═════ SOURCE DATA ═════

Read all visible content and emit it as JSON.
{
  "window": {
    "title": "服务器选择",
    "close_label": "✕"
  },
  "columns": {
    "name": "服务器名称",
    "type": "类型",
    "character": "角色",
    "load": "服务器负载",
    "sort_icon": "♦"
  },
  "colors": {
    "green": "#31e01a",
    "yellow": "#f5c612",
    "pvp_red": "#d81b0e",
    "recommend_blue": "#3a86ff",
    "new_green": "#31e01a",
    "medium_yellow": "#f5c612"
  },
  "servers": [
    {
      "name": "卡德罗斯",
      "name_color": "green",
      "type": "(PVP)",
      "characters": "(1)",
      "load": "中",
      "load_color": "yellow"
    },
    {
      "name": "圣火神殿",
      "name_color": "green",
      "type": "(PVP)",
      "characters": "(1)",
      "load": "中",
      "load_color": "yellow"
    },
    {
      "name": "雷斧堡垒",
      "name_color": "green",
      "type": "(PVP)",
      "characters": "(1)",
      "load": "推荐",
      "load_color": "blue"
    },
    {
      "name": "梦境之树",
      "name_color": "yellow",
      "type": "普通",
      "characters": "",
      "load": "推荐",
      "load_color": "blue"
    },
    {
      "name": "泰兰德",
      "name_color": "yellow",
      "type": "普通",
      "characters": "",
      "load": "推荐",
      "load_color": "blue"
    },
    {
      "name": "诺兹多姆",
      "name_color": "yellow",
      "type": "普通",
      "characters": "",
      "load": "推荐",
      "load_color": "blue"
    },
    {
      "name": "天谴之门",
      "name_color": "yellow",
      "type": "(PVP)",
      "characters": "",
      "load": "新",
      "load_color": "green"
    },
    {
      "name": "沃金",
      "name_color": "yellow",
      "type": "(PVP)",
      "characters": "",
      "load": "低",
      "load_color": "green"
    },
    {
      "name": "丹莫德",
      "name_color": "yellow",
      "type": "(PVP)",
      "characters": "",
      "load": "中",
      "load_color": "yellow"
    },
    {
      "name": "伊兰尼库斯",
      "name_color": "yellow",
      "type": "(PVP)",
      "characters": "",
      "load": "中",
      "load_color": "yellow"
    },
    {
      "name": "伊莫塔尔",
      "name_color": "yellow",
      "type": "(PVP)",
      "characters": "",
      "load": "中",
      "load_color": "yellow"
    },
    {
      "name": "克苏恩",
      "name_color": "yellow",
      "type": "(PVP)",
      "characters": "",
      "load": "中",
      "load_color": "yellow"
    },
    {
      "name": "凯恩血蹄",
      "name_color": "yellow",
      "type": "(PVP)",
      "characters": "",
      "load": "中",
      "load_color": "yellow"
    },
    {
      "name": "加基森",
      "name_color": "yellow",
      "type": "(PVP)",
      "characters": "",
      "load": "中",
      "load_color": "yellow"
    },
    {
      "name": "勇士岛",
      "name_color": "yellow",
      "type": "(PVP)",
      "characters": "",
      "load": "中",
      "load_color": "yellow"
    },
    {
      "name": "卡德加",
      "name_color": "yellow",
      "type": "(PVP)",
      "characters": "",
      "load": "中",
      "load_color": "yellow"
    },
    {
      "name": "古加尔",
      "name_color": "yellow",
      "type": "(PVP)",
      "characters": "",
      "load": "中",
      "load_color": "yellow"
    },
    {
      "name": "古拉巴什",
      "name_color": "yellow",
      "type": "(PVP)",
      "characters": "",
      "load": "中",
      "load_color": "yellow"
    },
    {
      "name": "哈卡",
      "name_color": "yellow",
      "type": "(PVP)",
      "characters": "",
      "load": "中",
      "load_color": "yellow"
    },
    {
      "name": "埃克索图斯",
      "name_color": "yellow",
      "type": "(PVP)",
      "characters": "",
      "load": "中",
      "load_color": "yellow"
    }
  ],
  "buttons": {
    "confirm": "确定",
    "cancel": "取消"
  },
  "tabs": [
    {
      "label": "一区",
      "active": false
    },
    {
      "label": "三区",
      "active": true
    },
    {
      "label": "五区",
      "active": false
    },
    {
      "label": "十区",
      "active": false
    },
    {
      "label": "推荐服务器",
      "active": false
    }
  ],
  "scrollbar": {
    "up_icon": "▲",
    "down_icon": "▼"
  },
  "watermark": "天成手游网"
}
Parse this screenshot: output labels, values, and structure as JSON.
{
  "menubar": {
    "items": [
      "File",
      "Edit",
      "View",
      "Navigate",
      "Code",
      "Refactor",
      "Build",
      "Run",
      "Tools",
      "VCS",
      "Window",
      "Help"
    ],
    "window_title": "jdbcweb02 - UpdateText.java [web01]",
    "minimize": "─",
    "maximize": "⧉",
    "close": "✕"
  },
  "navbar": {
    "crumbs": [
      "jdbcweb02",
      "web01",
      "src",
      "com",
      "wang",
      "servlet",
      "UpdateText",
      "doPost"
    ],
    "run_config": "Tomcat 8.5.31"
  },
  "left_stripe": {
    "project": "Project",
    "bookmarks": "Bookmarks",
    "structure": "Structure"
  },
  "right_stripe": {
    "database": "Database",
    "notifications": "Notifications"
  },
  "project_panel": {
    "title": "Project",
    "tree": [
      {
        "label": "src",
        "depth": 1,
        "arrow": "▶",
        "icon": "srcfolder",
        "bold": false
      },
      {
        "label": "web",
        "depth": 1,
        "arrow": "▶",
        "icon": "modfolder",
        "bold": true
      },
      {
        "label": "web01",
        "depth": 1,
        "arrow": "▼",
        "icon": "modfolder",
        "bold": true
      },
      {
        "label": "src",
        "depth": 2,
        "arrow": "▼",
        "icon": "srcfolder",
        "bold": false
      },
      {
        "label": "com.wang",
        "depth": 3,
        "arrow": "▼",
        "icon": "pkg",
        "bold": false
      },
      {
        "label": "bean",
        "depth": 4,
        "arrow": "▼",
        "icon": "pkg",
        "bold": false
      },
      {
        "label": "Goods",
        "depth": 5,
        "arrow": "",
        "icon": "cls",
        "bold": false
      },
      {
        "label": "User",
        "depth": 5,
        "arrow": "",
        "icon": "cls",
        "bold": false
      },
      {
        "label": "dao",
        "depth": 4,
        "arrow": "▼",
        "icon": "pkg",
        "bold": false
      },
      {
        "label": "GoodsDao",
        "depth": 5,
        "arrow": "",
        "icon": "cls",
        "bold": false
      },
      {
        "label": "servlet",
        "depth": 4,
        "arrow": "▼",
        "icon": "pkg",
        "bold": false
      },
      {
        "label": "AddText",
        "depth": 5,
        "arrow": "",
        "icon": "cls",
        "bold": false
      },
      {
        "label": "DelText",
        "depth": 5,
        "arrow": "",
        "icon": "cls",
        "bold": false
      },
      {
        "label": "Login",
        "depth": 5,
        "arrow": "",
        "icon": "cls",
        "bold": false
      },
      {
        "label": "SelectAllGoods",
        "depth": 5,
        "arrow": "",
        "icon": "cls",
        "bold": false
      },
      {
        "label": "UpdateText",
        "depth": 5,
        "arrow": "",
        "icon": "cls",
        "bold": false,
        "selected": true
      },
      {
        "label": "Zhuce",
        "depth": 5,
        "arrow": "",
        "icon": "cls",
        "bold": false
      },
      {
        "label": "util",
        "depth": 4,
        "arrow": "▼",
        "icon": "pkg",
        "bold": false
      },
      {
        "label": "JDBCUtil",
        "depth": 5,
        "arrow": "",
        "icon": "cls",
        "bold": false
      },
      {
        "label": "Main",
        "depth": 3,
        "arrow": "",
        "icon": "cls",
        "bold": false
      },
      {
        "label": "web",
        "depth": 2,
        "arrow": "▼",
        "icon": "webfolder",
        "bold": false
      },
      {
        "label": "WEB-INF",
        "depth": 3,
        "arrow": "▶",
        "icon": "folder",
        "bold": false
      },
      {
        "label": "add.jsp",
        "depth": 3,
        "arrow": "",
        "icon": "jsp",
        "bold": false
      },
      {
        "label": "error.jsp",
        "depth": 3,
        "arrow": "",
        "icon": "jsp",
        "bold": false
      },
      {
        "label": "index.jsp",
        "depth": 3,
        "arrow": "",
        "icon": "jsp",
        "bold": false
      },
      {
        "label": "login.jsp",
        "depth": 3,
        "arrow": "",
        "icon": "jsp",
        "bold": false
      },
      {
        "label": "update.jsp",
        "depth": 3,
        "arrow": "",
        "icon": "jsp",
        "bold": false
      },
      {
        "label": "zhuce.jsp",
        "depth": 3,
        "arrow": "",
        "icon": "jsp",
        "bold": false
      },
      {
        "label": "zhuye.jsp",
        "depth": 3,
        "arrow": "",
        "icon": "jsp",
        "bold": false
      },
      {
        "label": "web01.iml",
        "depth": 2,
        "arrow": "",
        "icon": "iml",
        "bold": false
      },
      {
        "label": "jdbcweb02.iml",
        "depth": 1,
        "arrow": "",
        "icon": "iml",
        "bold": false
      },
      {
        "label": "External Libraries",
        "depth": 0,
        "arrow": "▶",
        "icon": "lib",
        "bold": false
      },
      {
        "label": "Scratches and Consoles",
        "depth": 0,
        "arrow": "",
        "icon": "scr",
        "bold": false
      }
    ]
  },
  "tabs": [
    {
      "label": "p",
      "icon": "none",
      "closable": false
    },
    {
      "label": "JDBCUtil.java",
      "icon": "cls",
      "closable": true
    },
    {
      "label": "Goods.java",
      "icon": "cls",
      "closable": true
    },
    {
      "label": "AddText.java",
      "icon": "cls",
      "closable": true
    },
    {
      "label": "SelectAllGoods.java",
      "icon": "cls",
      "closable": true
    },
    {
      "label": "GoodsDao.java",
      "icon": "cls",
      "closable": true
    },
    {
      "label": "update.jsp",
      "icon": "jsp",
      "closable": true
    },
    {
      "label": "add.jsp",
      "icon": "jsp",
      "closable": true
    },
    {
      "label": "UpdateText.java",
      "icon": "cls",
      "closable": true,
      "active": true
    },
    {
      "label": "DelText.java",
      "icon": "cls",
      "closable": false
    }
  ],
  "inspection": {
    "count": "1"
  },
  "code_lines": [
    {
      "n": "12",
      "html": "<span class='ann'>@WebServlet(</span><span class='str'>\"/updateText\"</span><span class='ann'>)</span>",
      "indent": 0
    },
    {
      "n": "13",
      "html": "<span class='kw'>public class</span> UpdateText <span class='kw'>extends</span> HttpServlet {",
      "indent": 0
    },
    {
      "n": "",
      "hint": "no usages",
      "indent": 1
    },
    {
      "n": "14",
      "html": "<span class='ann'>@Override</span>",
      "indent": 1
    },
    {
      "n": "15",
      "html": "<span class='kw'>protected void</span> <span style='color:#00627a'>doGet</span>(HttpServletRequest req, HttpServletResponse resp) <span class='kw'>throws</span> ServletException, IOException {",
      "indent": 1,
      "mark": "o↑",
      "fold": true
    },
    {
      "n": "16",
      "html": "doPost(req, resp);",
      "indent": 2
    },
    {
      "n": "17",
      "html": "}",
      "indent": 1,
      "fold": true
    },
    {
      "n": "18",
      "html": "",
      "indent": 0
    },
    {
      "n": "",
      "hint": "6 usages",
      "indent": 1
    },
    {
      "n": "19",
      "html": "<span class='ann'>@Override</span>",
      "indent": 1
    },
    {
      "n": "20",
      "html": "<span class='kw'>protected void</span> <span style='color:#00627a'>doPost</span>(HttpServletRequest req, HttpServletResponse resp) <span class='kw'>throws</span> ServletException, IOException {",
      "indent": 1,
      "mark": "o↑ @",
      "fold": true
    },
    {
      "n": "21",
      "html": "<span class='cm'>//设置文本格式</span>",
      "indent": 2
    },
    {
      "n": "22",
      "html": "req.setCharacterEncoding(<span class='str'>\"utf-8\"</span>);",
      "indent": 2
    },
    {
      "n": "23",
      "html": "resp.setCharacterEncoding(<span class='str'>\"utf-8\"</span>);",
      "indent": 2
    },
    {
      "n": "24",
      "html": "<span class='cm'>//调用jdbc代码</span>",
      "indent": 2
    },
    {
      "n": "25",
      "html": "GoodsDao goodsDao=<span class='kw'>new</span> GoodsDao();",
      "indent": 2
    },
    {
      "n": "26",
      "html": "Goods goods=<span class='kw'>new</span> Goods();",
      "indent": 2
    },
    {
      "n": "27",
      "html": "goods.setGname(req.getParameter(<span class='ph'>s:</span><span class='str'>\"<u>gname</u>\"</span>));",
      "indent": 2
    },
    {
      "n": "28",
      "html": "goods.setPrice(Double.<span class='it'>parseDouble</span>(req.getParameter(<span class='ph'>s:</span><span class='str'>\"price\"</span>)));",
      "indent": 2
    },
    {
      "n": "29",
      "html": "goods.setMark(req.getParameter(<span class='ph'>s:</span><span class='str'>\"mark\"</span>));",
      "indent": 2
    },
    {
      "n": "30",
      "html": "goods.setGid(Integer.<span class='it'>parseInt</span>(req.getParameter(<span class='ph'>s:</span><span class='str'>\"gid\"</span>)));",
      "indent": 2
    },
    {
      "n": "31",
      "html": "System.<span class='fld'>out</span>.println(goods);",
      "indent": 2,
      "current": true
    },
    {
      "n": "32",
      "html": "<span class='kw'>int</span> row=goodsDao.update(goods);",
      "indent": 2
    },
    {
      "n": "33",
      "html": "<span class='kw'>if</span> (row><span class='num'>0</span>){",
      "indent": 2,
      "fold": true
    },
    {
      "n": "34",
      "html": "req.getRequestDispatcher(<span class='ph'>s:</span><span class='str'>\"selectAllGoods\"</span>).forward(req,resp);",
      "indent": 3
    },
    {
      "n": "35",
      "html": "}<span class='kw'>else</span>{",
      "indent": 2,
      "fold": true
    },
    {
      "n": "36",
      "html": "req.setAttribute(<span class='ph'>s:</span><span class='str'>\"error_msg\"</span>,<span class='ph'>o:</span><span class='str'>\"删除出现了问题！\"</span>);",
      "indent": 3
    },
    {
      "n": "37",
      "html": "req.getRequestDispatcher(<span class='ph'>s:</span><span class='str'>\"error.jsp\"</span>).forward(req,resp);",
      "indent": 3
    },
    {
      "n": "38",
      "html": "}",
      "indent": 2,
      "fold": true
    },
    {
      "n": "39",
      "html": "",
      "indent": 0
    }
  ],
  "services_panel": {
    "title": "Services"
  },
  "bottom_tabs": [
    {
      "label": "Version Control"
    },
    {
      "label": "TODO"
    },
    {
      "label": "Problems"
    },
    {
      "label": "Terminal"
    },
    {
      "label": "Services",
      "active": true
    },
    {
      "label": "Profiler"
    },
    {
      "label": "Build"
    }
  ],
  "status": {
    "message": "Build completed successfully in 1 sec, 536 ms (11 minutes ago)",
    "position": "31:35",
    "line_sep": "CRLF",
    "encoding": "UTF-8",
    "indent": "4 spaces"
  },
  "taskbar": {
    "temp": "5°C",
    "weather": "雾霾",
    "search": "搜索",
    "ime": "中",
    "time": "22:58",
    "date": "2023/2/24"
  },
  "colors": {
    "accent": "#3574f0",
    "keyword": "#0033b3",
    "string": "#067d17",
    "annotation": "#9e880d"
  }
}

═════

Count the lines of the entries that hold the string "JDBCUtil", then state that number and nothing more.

- [YOUR SOLUTION]
2